They both spent a long moment trying various equipments, some they managed to identify and operate successfully and some didn’t reveal their secrets at first. Among them, Jack managed to make the snowboard float, but it didn’t seem to allow him to ride it, but it could carry equipment. Eirik managed to understand some very basic functionality in a pad with menus and information that he couldn’t read. He also discovered a cutting tool, but with an appearing-and-disappearing blade that cost Jack the end of a strap on his backpack—a small sacrifice for science, as Eirik reassured. After a little more than an hour, it was clear that Eirik was able to use more equipment than Jack, but unlike the doors, Eirik was unable to invite or grant Jack the right to use them.
“I’m pretty much done,” concluded Jack, who was clearly frustrated with the situation, but stopped in mid-sentence and looked at Eirik who was trying to open a cube shaped object while sitting on the floor. “Do you hear that?”
Eirik stopped and listened: It seemed to have come from the corridor. He nervously approached the door, let out a low yelp and hid on the wall next to the door. Jack, who was still on the other side of the room, reached for his knife; he could now see two lights making their way up the corridor toward them. Eirik, being next to the control panel on the wall, pressed it. The door reappeared and the noise was brought to an end. Jack, who had not seen his friend press the button, jumped as he saw the door instantly rematerialized in front of him.

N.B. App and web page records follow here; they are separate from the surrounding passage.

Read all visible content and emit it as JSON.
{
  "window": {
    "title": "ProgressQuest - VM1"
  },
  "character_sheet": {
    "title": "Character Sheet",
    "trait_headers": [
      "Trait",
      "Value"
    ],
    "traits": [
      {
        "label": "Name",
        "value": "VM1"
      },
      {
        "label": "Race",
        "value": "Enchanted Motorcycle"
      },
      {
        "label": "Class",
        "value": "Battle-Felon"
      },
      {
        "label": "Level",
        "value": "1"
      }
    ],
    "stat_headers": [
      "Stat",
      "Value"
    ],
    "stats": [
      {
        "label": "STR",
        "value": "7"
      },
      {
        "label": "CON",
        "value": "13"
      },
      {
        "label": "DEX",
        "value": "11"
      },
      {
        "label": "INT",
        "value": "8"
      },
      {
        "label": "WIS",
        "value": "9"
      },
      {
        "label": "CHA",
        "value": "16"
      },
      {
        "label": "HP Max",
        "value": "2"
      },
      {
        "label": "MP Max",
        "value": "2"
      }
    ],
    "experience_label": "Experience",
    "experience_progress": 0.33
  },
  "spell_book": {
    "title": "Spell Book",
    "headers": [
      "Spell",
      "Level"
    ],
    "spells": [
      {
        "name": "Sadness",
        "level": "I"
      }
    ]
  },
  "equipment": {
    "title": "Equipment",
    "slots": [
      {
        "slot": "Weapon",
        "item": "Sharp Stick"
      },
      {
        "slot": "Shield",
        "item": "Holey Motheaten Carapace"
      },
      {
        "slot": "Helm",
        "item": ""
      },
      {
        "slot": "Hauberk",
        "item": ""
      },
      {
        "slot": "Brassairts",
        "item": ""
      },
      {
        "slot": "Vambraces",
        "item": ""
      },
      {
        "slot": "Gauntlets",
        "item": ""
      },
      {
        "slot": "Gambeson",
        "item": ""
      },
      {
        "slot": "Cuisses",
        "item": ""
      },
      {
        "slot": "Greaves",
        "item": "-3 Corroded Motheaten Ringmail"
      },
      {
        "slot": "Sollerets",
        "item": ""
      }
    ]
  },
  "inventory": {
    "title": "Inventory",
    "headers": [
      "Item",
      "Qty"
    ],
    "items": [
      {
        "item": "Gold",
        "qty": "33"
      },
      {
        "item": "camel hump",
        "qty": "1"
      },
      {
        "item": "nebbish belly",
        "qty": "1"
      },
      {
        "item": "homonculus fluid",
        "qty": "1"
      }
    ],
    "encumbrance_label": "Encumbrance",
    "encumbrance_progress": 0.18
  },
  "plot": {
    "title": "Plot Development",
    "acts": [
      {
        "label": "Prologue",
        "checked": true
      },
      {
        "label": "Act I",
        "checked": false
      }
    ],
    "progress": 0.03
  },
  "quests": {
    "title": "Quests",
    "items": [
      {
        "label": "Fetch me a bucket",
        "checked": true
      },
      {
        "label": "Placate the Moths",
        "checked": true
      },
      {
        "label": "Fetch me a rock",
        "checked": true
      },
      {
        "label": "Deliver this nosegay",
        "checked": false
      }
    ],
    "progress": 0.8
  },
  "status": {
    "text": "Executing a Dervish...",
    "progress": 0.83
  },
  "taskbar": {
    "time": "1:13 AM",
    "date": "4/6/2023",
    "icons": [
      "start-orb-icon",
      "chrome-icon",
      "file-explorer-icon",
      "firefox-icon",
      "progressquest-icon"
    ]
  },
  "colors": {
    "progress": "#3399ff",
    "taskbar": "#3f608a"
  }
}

The idea was short-lived, as the door almost instantaneously disappeared again and they could see on the back wall two lights shining brightly. Too nervous to remember the noise, Jack ran to the opposite corner and hid next to the door looking at Eirik and raised his knife, ready to stab whoever was coming in the room. He finally recognised the sound of the beep… beep… beep… as the vehicle Eirik had just rode an hour ago entered the room and took its position in front of the back wall.

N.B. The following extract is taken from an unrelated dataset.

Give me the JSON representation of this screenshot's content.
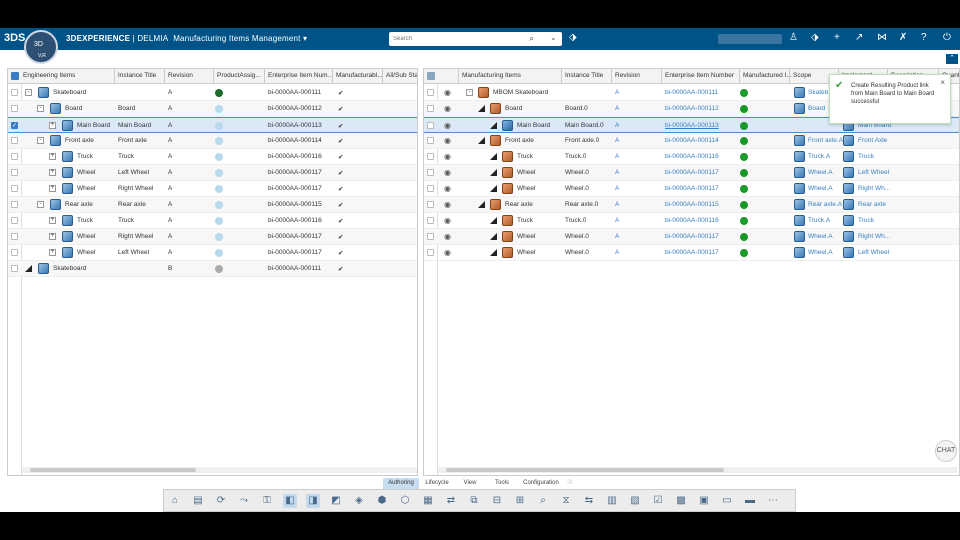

Jack, his eyes now returning to Eirik, sunk to the ground still clutching the knife in both hands and shaking a little. Eirik, not yet dazed off the shock, looked at him and collapsed in his turn, slumped against the wall and started laughing out of nervousness.
Eirik was the first to break the silence. “Damn, I should have known: When I stepped down from the machine I saw the symbols changing. I guess it was counting down.”
“Must be to make sure it gets recharged or that it is not left in the middle of the corridor for too long,” offered Jack, but he didn’t think that thing needed recharging.
“What do you think? We continue opening doors up that corridor and then do the one on the right? After that, we go back to our room, eat and sleep a little? I have the feeling that tomorrow will be a long day,” proposed Eirik, his legs too weak to push his body back up.
Oh so you want to sleep in the same room with me now, chicken! But these words never crossed Jack’s lips.
After three hours of exploration, they went back to their room, the one closest to the decompression chamber, and pressed the button to make sure the door reappeared behind them. Eirik went straight to the bed and lay down. The bedding immediately formed around him and he felt warm and comfortable. He then took a pillow from the other side of the bed and placed it at the back of his head to raise himself in a sitting position. He played a little more with a notebook he had brought with him from the equipment room, scrolling up and down what seemed to be menus and text.
They each drank and ate. Eirik, who had lifted his nose on the Meal Ready-to-Eat at first, soon realised that it had tasted much better than anticipated. Without refrigeration, it seemed that MREs would comprise their entire diet in the near future, but to his surprise, he didn’t mind.
“I’ll pass out in the chair here; it seems comfortable enough,” offered Jack, pointing to the slightly inclined chair in the corner.
“Ok, I’ll study this a little and then I’ll see if I can close the lights, unless you prefer that I leave them open for the night?” asked Eirik, but the only response he got were snores.